== Dataset rows for apps and sites ==
══════
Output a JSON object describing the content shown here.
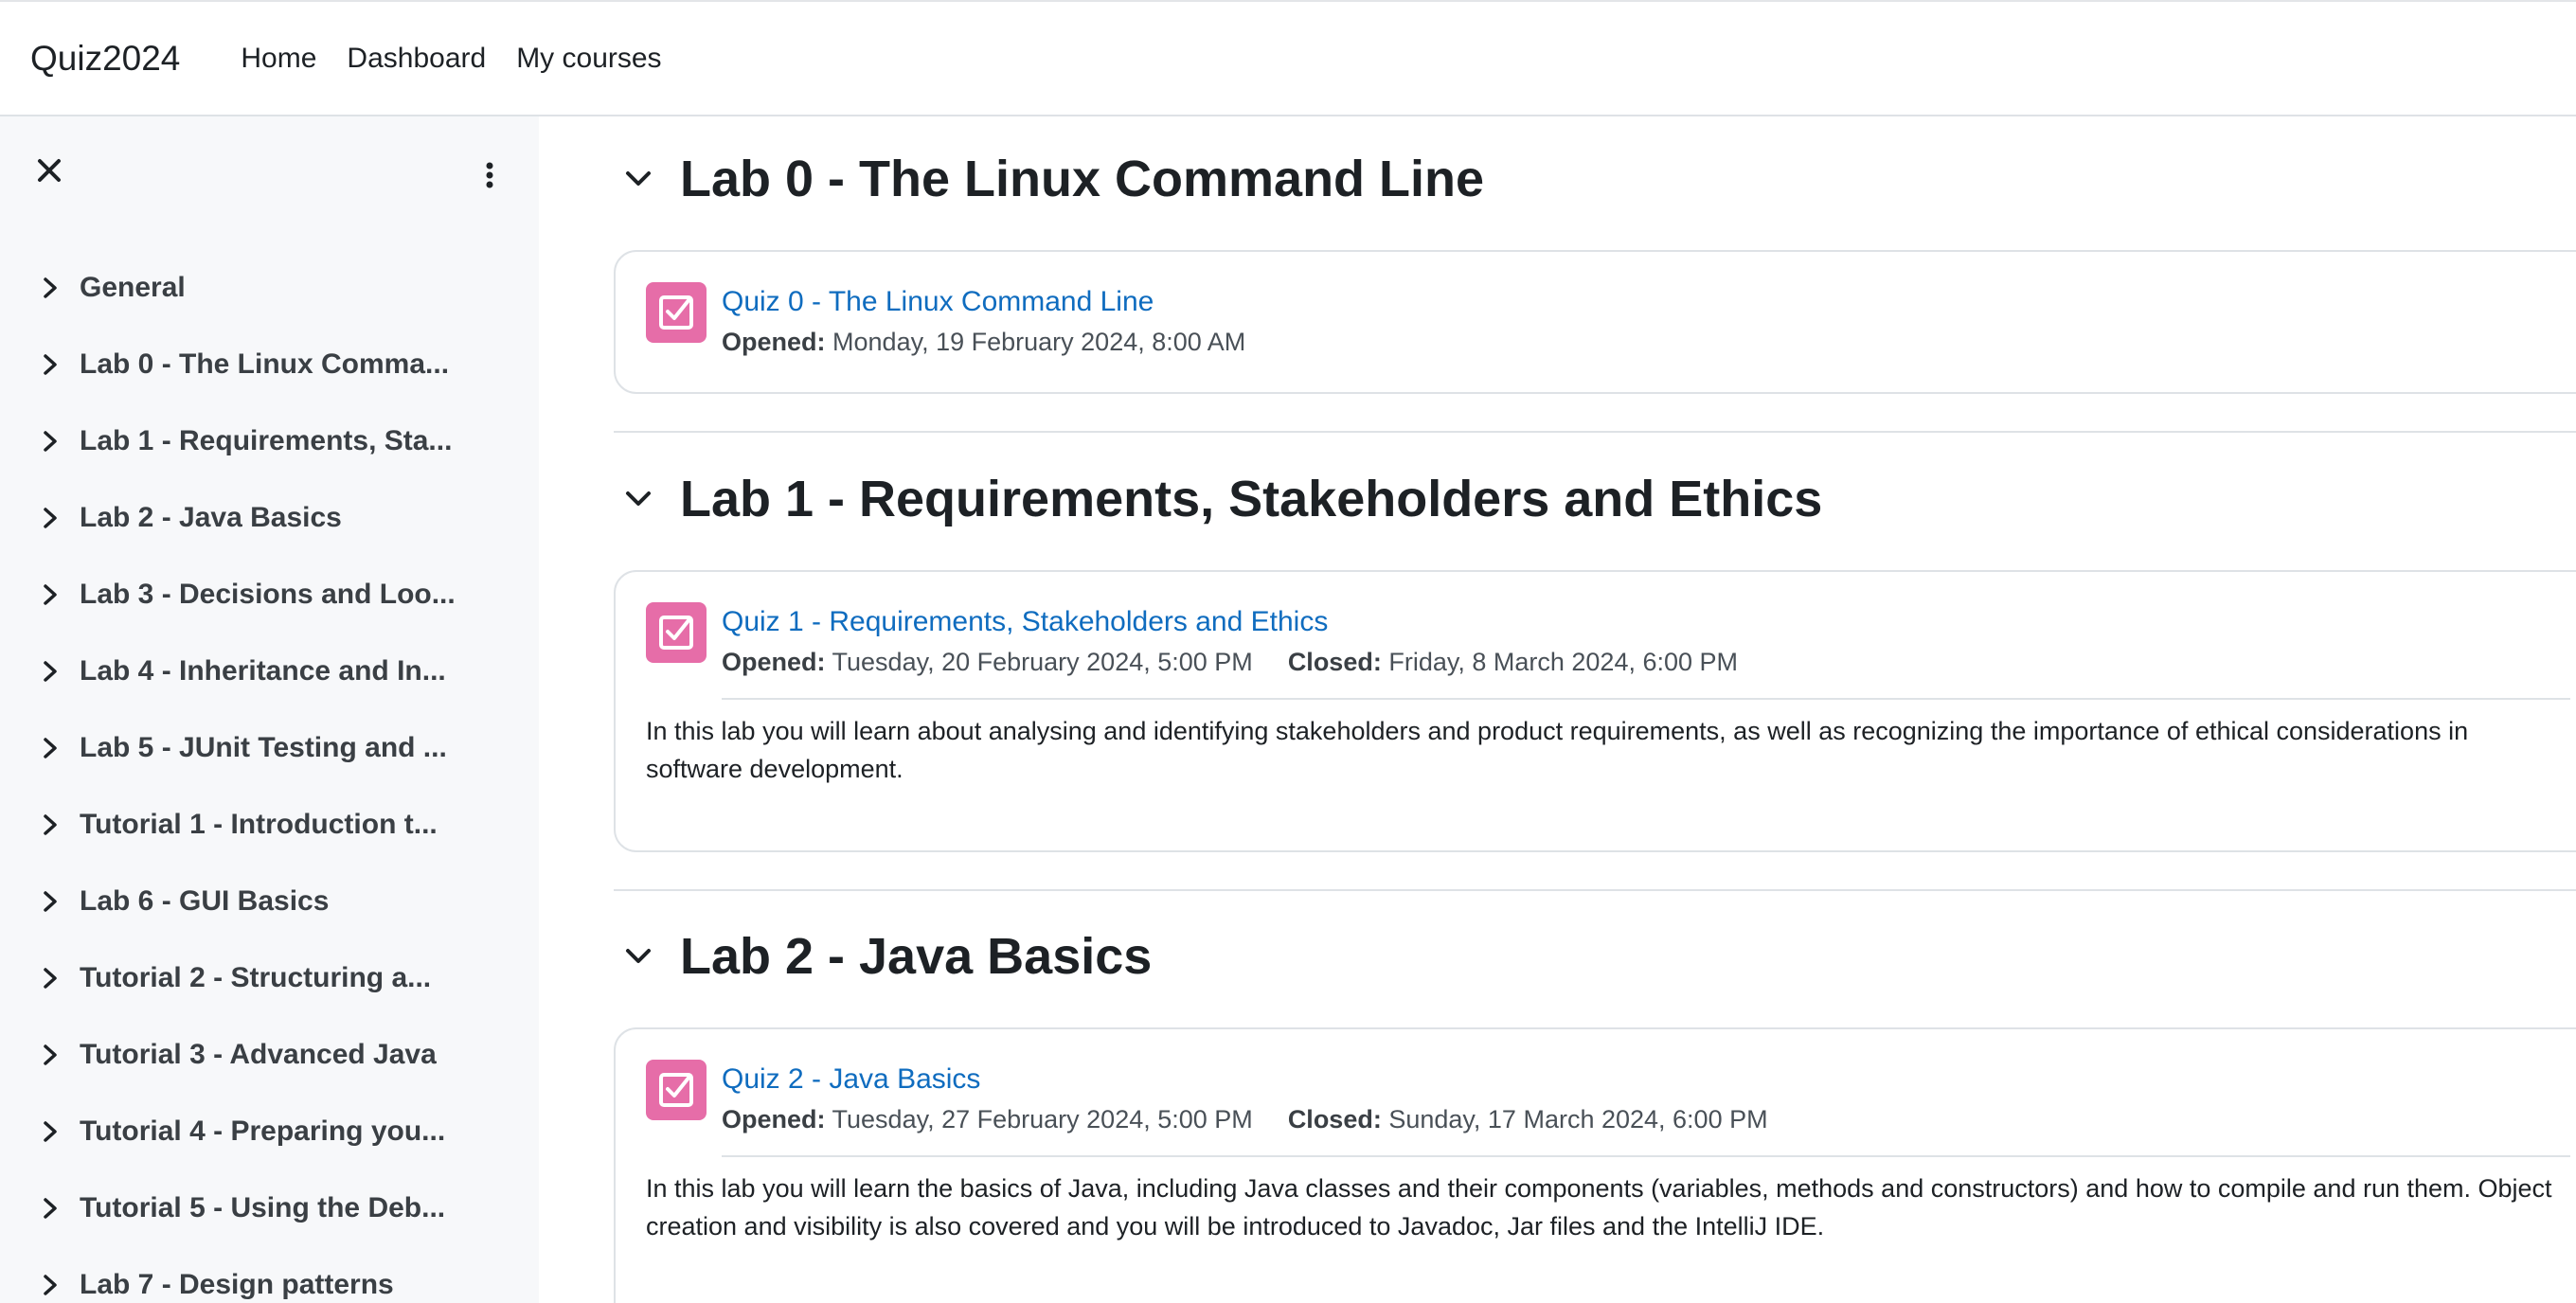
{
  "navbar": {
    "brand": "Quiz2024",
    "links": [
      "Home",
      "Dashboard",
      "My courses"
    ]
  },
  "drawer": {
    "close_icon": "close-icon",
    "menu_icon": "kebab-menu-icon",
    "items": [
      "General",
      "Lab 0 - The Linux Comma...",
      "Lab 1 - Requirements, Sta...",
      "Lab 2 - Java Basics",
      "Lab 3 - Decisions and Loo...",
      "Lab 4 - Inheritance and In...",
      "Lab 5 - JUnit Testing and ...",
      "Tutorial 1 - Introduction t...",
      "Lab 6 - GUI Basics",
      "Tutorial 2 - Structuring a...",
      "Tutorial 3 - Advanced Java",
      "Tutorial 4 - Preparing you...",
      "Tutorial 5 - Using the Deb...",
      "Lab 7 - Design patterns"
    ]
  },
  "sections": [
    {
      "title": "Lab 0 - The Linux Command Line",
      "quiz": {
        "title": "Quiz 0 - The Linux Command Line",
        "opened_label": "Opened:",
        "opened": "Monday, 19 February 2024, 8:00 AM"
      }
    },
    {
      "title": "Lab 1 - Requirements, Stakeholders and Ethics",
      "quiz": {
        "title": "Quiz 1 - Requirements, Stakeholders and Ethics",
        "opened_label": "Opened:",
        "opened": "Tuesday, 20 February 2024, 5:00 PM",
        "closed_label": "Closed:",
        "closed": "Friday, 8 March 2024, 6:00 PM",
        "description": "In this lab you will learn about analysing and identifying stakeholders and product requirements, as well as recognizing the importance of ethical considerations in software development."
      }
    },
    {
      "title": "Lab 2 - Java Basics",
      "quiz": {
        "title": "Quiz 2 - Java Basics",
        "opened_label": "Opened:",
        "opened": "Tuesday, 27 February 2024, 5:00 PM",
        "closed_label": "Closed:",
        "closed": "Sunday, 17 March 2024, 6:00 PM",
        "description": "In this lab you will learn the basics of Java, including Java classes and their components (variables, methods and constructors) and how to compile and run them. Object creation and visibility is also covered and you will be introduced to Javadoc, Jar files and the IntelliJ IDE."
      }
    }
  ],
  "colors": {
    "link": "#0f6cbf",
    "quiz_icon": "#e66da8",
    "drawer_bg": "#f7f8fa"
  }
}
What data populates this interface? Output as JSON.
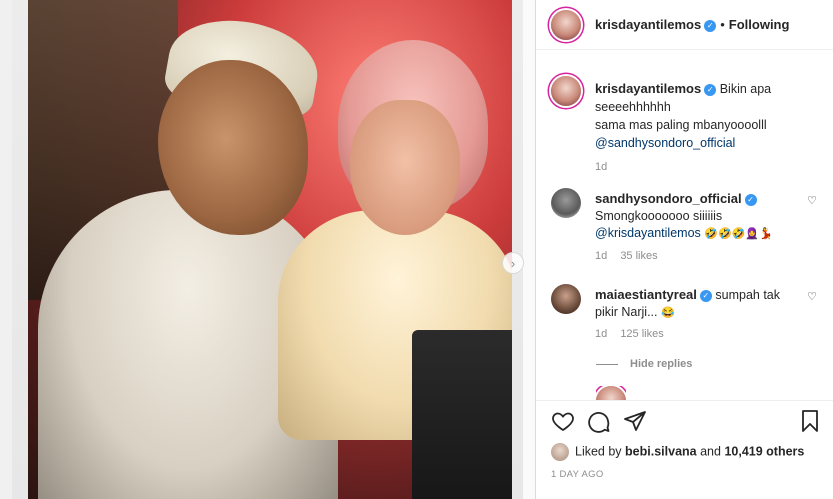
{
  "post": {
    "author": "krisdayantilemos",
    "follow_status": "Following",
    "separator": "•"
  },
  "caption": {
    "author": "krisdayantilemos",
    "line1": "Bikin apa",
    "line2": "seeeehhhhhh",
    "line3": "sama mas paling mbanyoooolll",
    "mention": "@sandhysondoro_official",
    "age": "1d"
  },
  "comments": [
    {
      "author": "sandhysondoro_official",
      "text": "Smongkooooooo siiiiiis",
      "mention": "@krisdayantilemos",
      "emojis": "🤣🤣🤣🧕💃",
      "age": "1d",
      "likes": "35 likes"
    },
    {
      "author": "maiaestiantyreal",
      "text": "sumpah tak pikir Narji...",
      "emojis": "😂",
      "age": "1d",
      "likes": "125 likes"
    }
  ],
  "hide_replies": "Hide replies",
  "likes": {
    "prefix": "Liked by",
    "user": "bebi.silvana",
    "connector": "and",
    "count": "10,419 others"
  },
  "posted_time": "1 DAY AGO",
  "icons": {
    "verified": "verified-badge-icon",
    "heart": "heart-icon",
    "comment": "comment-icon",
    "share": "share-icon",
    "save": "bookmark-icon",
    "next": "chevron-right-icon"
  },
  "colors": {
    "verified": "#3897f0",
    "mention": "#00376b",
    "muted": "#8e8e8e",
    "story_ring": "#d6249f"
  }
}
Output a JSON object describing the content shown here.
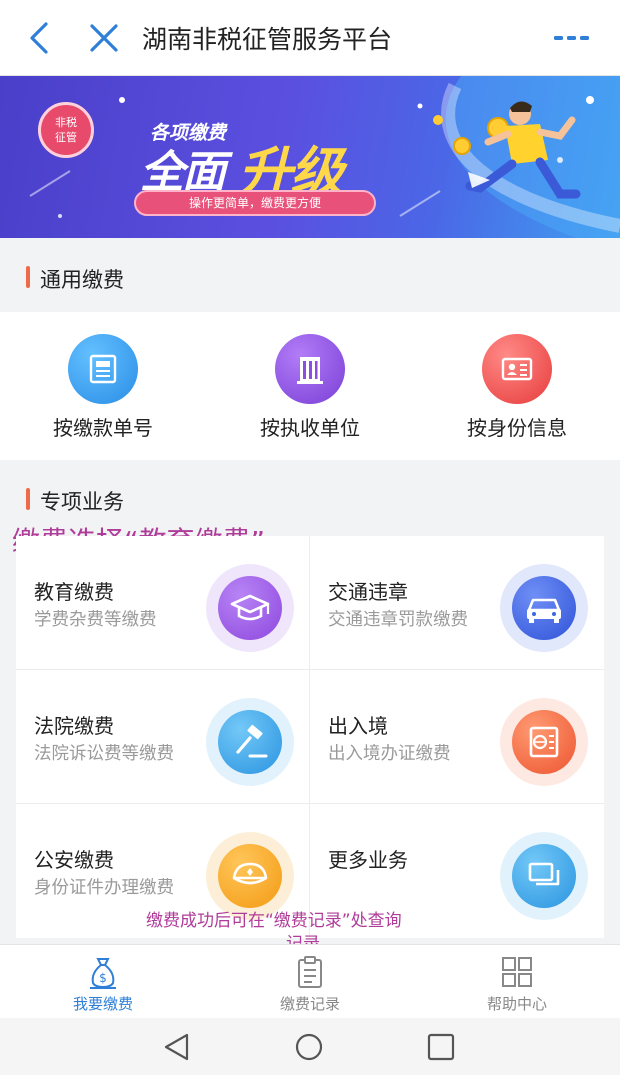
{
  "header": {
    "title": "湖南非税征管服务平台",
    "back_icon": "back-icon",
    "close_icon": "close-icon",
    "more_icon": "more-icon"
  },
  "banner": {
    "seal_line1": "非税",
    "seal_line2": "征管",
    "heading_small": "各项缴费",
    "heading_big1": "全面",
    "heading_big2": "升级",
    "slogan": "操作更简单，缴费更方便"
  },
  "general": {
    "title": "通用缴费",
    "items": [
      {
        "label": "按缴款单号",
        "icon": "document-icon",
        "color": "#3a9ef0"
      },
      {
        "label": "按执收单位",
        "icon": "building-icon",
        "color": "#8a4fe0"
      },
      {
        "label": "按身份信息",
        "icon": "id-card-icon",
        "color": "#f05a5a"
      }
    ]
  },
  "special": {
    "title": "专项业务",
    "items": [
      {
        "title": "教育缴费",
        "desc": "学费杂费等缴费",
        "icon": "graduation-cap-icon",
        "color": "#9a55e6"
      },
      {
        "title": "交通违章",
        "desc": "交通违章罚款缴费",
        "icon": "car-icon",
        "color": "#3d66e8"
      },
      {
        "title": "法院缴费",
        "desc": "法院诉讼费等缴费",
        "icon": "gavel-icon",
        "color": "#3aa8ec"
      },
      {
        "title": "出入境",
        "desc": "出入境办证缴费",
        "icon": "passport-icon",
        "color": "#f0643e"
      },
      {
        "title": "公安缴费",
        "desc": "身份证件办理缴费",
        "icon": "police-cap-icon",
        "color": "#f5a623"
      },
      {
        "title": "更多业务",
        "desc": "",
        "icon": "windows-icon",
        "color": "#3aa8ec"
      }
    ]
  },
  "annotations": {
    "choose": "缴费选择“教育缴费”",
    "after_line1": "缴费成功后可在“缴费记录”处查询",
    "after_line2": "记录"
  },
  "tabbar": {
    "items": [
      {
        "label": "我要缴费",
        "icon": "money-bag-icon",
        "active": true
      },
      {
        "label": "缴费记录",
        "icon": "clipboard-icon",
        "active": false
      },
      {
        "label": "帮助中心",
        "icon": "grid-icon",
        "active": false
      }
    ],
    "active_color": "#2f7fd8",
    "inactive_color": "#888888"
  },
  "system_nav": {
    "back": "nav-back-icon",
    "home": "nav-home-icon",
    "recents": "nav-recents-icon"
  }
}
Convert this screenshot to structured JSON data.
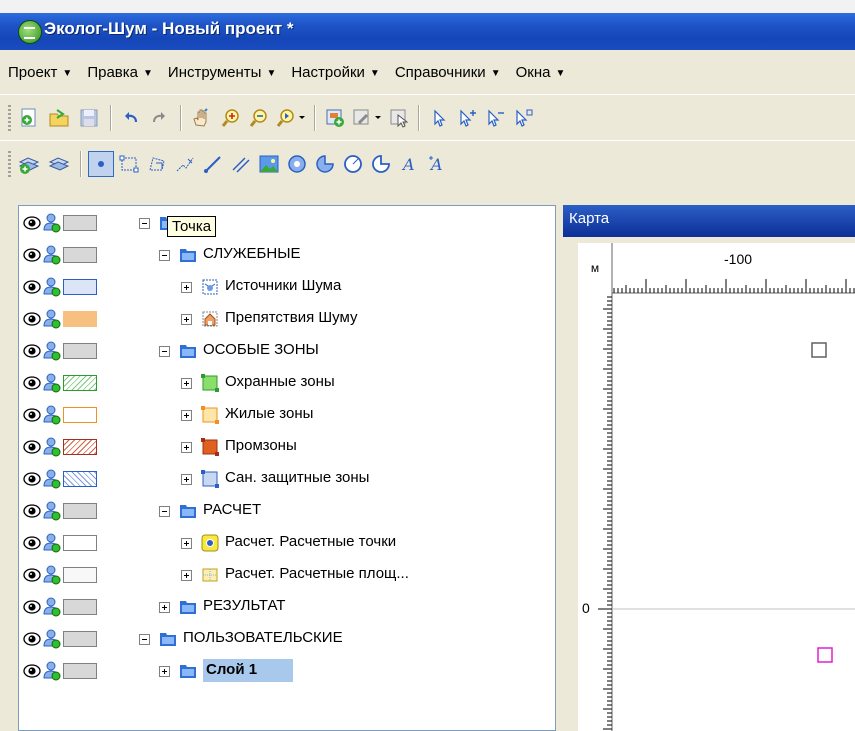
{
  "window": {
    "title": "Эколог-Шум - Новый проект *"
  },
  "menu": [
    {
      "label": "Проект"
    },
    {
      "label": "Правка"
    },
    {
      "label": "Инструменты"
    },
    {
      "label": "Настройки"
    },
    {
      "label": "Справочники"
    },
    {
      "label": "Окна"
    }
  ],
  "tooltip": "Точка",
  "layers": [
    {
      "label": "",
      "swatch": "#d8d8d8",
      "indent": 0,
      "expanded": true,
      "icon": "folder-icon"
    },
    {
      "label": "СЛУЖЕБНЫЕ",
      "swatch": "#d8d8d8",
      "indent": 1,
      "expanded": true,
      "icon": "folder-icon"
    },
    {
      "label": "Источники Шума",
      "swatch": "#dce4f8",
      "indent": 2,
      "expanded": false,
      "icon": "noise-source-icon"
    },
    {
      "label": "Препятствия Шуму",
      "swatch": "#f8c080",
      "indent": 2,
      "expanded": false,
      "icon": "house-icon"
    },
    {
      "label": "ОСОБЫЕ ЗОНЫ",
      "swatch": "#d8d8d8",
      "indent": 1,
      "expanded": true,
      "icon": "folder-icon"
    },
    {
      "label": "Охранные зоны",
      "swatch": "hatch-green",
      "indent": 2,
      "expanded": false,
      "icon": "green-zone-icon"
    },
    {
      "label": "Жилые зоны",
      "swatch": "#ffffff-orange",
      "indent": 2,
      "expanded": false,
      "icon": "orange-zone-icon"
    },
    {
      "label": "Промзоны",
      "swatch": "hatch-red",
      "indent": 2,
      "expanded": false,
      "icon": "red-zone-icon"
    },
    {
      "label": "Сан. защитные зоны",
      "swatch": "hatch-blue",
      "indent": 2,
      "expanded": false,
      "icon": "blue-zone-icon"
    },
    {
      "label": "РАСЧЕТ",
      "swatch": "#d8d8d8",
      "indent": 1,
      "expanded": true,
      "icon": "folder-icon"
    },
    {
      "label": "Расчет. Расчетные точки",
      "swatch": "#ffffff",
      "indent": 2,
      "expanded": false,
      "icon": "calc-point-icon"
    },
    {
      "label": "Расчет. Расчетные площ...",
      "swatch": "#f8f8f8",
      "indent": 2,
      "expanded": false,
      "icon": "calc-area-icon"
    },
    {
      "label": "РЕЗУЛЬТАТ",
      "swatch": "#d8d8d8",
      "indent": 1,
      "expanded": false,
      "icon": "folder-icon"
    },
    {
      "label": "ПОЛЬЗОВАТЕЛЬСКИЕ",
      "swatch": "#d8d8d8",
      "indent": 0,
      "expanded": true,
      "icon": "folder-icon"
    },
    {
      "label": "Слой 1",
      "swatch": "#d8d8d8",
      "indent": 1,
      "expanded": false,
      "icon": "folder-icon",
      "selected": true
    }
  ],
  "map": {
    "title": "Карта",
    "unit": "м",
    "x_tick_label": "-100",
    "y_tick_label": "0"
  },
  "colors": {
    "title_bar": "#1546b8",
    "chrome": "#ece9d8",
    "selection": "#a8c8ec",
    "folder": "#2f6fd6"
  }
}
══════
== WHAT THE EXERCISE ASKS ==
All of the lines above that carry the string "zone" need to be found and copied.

== SOLVED PROBLEM ==
      "icon": "green-zone-icon"
      "icon": "orange-zone-icon"
      "icon": "red-zone-icon"
      "icon": "blue-zone-icon"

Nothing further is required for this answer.